No apology needs to be made for MGM’s handsome 1952 production of Scaramouche, which has the most important of all qualities needed for swashbucklers – a sense of flair, in this case buoyed by a lilting music score by Victor Young. MGM purchased the film rights soon after the Sabatini novel was published in 1921. A year later the public flocked to see the popular Ramon Novarro in a silent filming of this spectacular tale of the adventures of a dashing nobleman in the years of the French Revolution. A generation later they lined up to see an even more splendid Technicolor version with Stewart Granger as the hero and Mel Ferrer as the villain. The hero, André Moreau, is a lighthearted playboy, supported by the stipends of his unknown father. When the payments cease he finds he is the son of the deceased Duc de Gavrillac, which is a complication because he is in love with the beautiful Aline de Gavrillac (Janet Leigh). He retreats, assuming her to be his sister, and she in turn is courted by the elegant Marquis de Maynes (Ferrer), reputedly the finest swordsman in France. The two men run afoul of each other in an argument, with Andre forced to make his escape because he cannot fence. He vows one day to have revenge. In the meantime he hides out with a theatrical troupe and assumes the disguise of a masked clown called Scaramouche, all the while taking fencing lessons from a master swordsman. The troupe’s leading actress, Lenore (Eleanor Parker), falls in love with Andre but finds his heart is set only on Aline. Eventually Andre challenges the marquis to a duel and beats him, but for some reason hesitates to kill him. It turns out the marquis is his half-brother, that Andre is not a Gavrillac and can therefore marry his adored Aline.
A beautifully balanced film of romance and heroism, Scaramouche is supported all the way by the music of American-born composer Victor Young. In Hollywood since 1936, Young had garnered plenty of experience scoring such costumed epics as Reap the Wild Wind (1942) and Samson and Delilah (1949) along with adventure films like For Whom the Bell Tolls (1943) and Around the World in Eighty Days (1956). He was a master melodist whose tunes often made memorable songs – “Stella by Starlight” from his chillingly impressionistic score The Uninvited is just one example.

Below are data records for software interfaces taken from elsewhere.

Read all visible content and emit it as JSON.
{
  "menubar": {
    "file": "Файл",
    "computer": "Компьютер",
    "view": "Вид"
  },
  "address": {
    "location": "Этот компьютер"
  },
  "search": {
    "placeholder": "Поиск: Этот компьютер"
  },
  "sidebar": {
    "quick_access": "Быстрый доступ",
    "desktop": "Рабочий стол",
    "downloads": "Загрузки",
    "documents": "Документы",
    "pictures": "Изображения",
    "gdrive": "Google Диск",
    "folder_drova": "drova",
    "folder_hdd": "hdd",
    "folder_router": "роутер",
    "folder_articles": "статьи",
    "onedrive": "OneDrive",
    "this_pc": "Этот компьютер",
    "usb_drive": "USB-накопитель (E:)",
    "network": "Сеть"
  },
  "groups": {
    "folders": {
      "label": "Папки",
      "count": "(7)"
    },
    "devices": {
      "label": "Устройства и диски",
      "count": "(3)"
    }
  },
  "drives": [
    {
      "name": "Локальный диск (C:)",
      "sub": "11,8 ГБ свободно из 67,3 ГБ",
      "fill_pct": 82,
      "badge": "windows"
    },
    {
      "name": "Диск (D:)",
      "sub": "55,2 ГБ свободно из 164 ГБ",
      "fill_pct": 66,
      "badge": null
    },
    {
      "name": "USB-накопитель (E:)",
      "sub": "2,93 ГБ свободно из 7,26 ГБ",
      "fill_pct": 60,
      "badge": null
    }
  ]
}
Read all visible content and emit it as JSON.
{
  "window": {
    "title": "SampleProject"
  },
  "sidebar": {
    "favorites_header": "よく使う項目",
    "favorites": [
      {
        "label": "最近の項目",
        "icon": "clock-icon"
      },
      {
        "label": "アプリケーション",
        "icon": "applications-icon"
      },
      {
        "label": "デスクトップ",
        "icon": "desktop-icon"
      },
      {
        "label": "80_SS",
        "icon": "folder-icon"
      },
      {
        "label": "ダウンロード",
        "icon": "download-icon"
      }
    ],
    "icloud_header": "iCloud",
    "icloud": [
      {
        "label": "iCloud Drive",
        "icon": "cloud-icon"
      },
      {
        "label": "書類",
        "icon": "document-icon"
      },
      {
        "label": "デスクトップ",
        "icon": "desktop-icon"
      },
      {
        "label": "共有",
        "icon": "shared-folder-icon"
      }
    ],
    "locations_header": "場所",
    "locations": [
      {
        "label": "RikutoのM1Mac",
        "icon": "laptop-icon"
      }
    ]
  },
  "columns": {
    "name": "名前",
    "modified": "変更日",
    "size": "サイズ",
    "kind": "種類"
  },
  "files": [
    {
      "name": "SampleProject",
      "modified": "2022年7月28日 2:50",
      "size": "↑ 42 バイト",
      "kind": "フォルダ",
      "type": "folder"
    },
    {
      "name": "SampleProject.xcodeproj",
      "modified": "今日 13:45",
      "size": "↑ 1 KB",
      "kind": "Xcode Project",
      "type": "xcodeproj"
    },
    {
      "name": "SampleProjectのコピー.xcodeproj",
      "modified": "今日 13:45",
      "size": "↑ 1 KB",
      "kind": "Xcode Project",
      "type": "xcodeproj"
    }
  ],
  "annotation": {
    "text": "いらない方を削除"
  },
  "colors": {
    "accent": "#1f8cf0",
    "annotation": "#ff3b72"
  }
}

It takes only one hearing of Young’s music for Scaramouche to know that this was a film for which he was the perfect choice.
A Note on Reconstruction
Close the window